A higher P/E ratio means that buyers have to pay a higher price for each A$1 the company has earned over the last year. That isn't necessarily good or bad, but a high P/E implies relatively high expectations of what a company can achieve in the future.

How Does Sydney Airport's P/E Ratio Compare To Its Peers?

We can get an indication of market expectations by looking at the P/E ratio. You can see in the image below that the average P/E (22.8) for companies in the infrastructure industry is lower than Sydney Airport's P/E.

ASX:SYD Price Estimation Relative to Market, September 17th 2019

Sydney Airport's P/E tells us that market participants think the company will perform better than its industry peers, going forward. Clearly the market expects growth, but it isn't guaranteed. So further research is always essential. I often monitor director buying and selling.

How Growth Rates Impact P/E Ratios

Generally speaking the rate of earnings growth has a profound impact on a company's P/E multiple. When earnings grow, the 'E' increases, over time. Therefore, even if you pay a high multiple of earnings now, that multiple will become lower in the future. And as that P/E ratio drops, the company will look cheap, unless its share price increases.

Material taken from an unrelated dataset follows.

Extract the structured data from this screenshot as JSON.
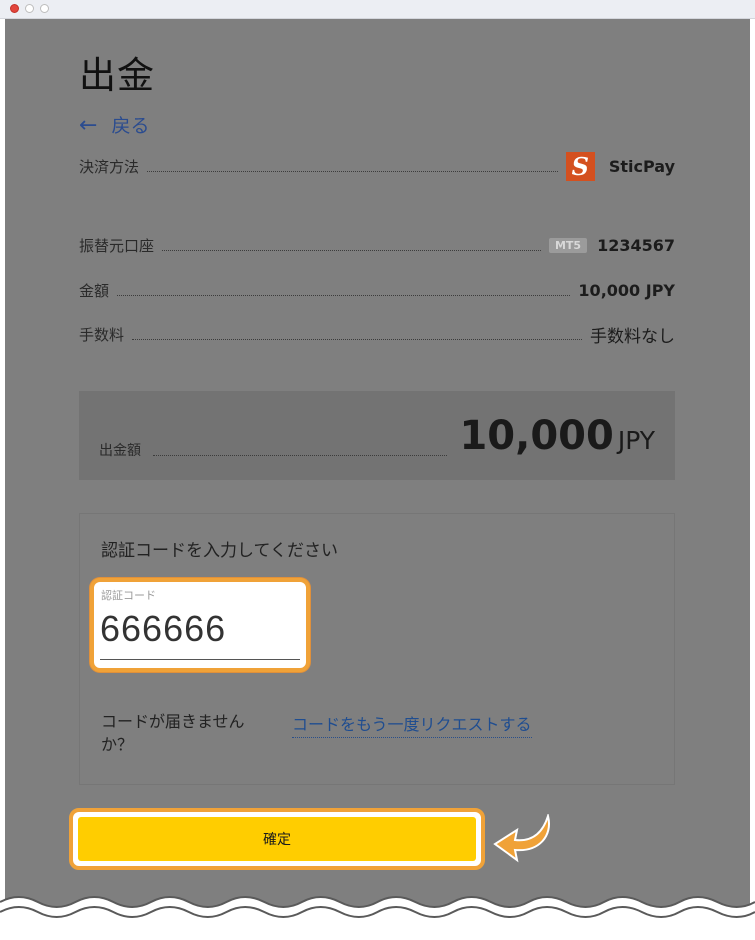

Sydney Airport increased earnings per share by an impressive 11% over the last twelve months. And it has bolstered its earnings per share by 33% per year over the last five years. This could arguably justify a relatively high P/E ratio.

A Limitation: P/E Ratios Ignore Debt and Cash In The Bank

One drawback of using a P/E ratio is that it considers market capitalization, but not the balance sheet. Thus, the metric does not reflect cash or debt held by the company. Hypothetically, a company could reduce its future P/E ratio by spending its cash (or taking on debt) to achieve higher earnings.

Spending on growth might be good or bad a few years later, but the point is that the P/E ratio does not account for the option (or lack thereof).

How Does Sydney Airport's Debt Impact Its P/E Ratio?

Net debt totals 56% of Sydney Airport's market cap. If you want to compare its P/E ratio to other companies, you should absolutely keep in mind it has significant borrowings.

The Verdict On Sydney Airport's P/E Ratio

Sydney Airport has a P/E of 45.4. That's higher than the average in its market, which is 18.2. While the meaningful level of debt does limit its options, it has achieved solid growth over the last year. It seems the market believes growth will continue, judging by the P/E ratio.

When the market is wrong about a stock, it gives savvy investors an opportunity. If the reality for a company is better than it expects, you can make money by buying and holding for the long term. So this free report on the analyst consensus forecasts could help you make a master move on this stock.

You might be able to find a better buy than Sydney Airport. If you want a selection of possible winners, check out this free list of interesting companies that trade on a P/E below 20 (but have proven they can grow earnings).

We aim to bring you long-term focused research analysis driven by fundamental data. Note that our analysis may not factor in the latest price-sensitive company announcements or qualitative material.

If you spot an error that warrants correction, please contact the editor at editorial-team@simplywallst.com. This article by Simply Wall St is general in nature. It does not constitute a recommendation to buy or sell any stock, and does not take account of your objectives, or your financial situation. Simply Wall St has no position in the stocks mentioned. Thank you for reading.